She presents that men who try to stifle women and women who CHOOSE to be stifled are all weak.  As she writes, the weak and stifled lack a strong independent nature:  The flowers that don’t pursue dreams (weak women) are “content to be lost in the crowd / . . . common and close . . . [with] no room for growth. / I wanted so much to branch out.”

Clear Heart-felt Message

Perhaps her “fast and wild” upbringing caused her to “uproot herself and take to the road”.  Perhaps the isolation she felt in the garden “so different from me” drove her decision.

Whether either or both, she “never belonged, I just longed to be gone / so the garden one day set me free”.

Who has not struggled with rebelling against conformity?

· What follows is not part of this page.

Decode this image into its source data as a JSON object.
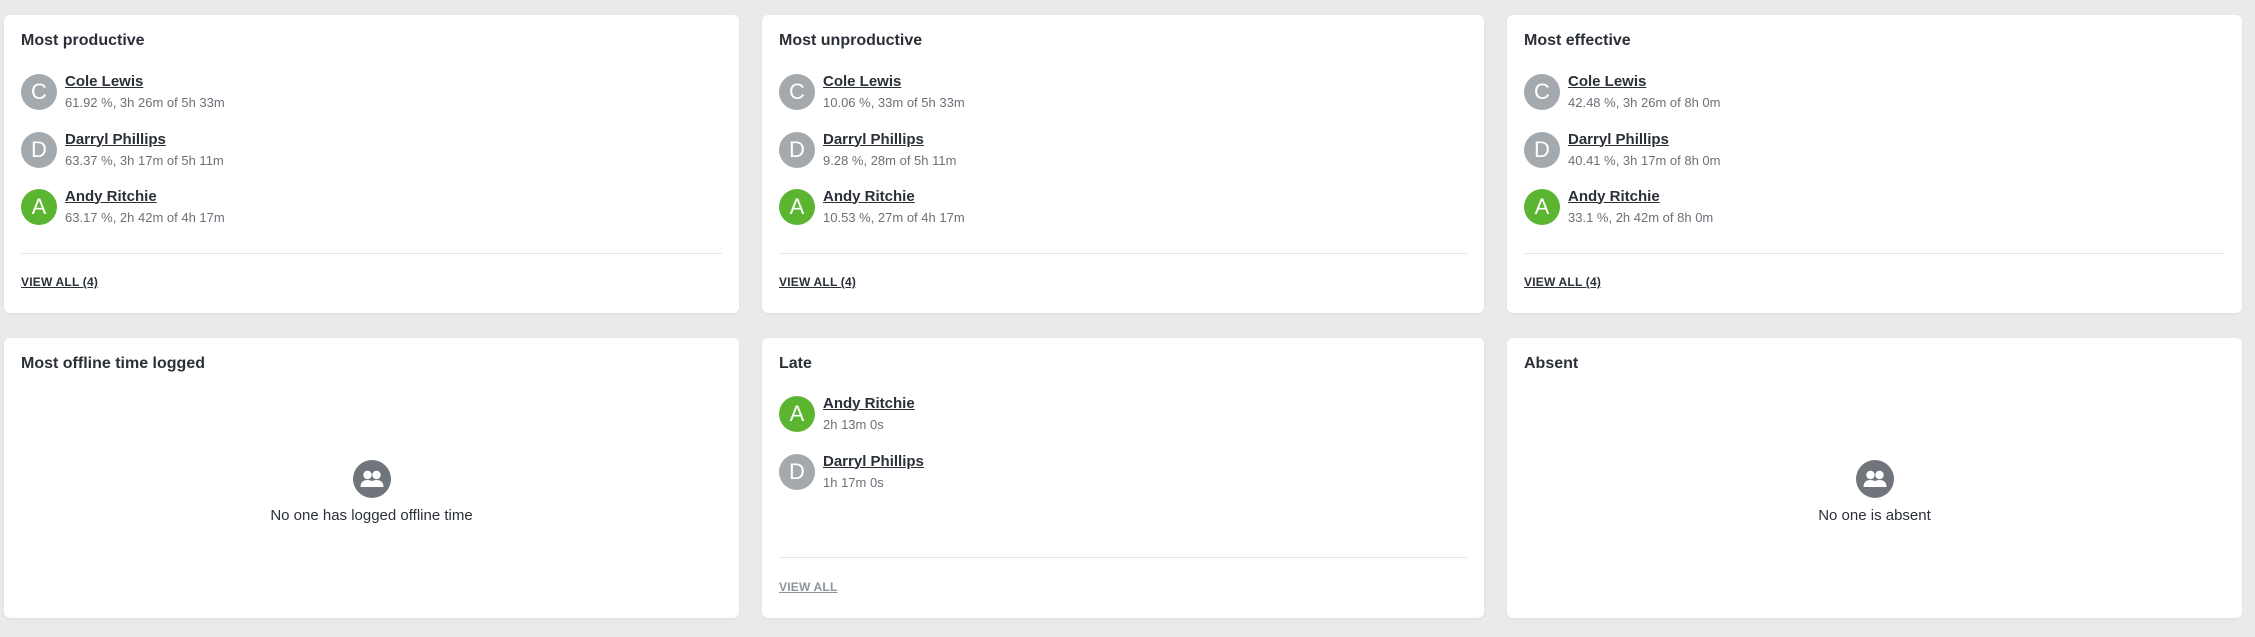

Who has not felt isolated from those around us?

And who of us has dreamed—yet hesitated to pursue the dream?  We hesitate, for it requires abandoning our safety net?

Clear Communication Results in Action

When writers connect to audience through these four requirements of song, their words often provide an impetus for us.  “Wildflowers” wants us to let go of whatever withers us, release the anonymity of the mass blob of the crowd, and hitch our dream to the wind.  We are promised room for growth.  We are promised us.

After all,

“Success is a journey, not a destination.  The doing is usually more important than the outcome.” ~ Arthur Ashe Jr. (1943-1993)